Farmers Benefit from Awareness Campaign on Proper Use of Pesticides
On an afternoon in Gachoka, Embu county, Agnes Kariuki tenders or her heavily flowered mango trees.
She is pregnant with hope of a bumper harvest, better sales and increased income, from the same trees which she had almost given up on a few years ago.
Like many farmers in the region, she had been a victim of pests like mango fruit fly and weevils and diseases such as powdery milder among others. This discouraged them from mango farming with some uprooting trees and burning charcoal.
At Rwika village, same county, Job Njiru also attends to his farm where he grows mangoes, vegetables such as tomatoes, keeps poultry on a large scale and rears dairy cows.
He too has been slowly diverting his farming time and attention from mango, to focus on other lines along the same venture.
However, he is now paying more attention to mango production and is optimistic that this agribusiness line will regain its glory and earn him and other farmers good income.
Both Agnes and Njiru are some of the farmers who have benefitted from a one-year campaign on proper use of pesticides.
The campaign, is an initiative of European Union (EU)-funded Market Access upgrade program (MARKUP) Kenya which aims at promoting competitiveness and market access for select Kenyan produce locally, regionally and internationally.
Under the slogan ‘dawa bora mazao bora’, the campaign is geared towards increasing awareness and influencing practices and attitudes on issues around pesticides.
In Njoro, an agro-dealer conspicuously displays posters that carry several messages on various subjects around proper use of pesticides.
Among the messages targeted to farmers are on where to buy pesticides, how to transport, store, spray– including need to wear proper protection gear, need to read label and follow instructions, proper disposal of containers and others.
Agro dealers were among other interventions, sensitised to sell only authorized and licensed products and shun to stock products which are banned in the country.
The main target audiences of the awareness campaign were both farmers and agro dealers, with the aim being increasing their knowledge and influencing their attitudes on matters pesticides use.
Although MARKUP Kenya is designed to reach out to stakeholders in 12 counties, this campaign reached out to more, as it was done through media houses which have national-wide reach.
“The more farmers and agro dealers we reach, the better for food safety and market access which in turn will lead to a healthier and wealthier nation,” says Christine Misiko the Knowledge Management and Communication Expert for MARKUP Kenya.
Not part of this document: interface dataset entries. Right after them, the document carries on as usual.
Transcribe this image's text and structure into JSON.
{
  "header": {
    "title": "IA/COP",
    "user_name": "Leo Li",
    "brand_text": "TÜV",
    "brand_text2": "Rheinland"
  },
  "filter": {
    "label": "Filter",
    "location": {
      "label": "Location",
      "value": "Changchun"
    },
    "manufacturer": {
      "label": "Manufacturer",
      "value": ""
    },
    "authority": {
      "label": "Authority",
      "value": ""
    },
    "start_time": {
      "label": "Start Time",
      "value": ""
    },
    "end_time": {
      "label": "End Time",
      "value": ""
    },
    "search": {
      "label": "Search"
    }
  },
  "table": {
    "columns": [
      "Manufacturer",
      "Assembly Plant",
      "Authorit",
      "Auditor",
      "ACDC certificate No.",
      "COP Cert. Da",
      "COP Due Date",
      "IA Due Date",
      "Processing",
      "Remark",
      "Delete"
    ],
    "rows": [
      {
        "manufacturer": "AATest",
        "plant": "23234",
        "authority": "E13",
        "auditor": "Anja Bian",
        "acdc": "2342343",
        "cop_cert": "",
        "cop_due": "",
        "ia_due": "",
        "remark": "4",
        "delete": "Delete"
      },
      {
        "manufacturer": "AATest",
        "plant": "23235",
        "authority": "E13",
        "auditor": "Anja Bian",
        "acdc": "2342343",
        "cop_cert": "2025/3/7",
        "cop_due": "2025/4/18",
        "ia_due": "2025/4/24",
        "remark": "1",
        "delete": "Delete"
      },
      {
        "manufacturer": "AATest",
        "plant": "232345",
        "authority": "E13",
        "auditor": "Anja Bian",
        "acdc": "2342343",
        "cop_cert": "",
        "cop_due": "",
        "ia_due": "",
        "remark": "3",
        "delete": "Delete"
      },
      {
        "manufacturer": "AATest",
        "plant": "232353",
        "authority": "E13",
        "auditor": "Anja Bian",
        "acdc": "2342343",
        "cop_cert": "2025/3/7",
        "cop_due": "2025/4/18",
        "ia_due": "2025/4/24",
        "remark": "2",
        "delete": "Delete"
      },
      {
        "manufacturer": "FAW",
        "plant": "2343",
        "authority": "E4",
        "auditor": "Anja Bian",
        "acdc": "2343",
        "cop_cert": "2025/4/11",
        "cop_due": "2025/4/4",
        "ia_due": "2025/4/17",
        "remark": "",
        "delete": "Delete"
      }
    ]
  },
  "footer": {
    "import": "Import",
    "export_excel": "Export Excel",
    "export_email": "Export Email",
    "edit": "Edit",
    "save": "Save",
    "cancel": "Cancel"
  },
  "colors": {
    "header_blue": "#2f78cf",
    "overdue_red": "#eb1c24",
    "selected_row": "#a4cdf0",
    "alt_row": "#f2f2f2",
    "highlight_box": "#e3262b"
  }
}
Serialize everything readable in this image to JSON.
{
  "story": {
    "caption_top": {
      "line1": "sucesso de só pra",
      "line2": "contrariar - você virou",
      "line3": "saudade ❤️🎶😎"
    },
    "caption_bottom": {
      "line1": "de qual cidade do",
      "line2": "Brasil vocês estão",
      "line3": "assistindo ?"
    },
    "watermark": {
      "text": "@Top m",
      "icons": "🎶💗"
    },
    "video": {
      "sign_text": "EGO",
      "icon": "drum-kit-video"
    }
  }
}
The campaign, she adds, reached out to more than six million people across the country, through both traditional and digital media platforms.
Food safety, Christine notes, is everyone’s business starting with producers who are the initial handlers of the same, before it gets to others along the chain and finally reaches the end users-consumers.
This calls for vigilance in informing farmers in a bid to influence their behaviors and attitudes. Agro dealers are also key as they interact with farmers directly while selling them pesticides and other farm inputs.
“Let the agro dealers not just focus on making money, but also have in mind the food safety aspect while doing business,” says Christine.
While MARKUP Kenya has been having other activities such as training farmers on issues such as group dynamics and good governance; and global Good Agriculture Practices (GAP), the campaign on proper use of pesticides has been rather impactful, according to Paul Kiige, sub-county agriculture officer for Mbeere, Embu.
While many farmers are often aware that they need to use pesticides, they are barely aware on the right ones, for what time and which challenge.
Kiige notes that some farmers are often unaware or ignorant of the need to wear proper protective gear and dispose containers properly, with some re-using them for kitchen ingredients such as salt and sugar.
He urges farmers who are uncomfortable with spraying their crops to seek assistance from authorized service providers, saying that although it would cost them a little money, it is a way of ensuring ‘professionalism’ in undertaking the task.
After receiving messages especially through Short Messaging Services (SMS), he noted, many farmers have been sharing to their peers during groups meetings and in forums such as religious gathering.
He called for more trainings not only among farmers but also agriculture extension officers who he noted work closely with producers.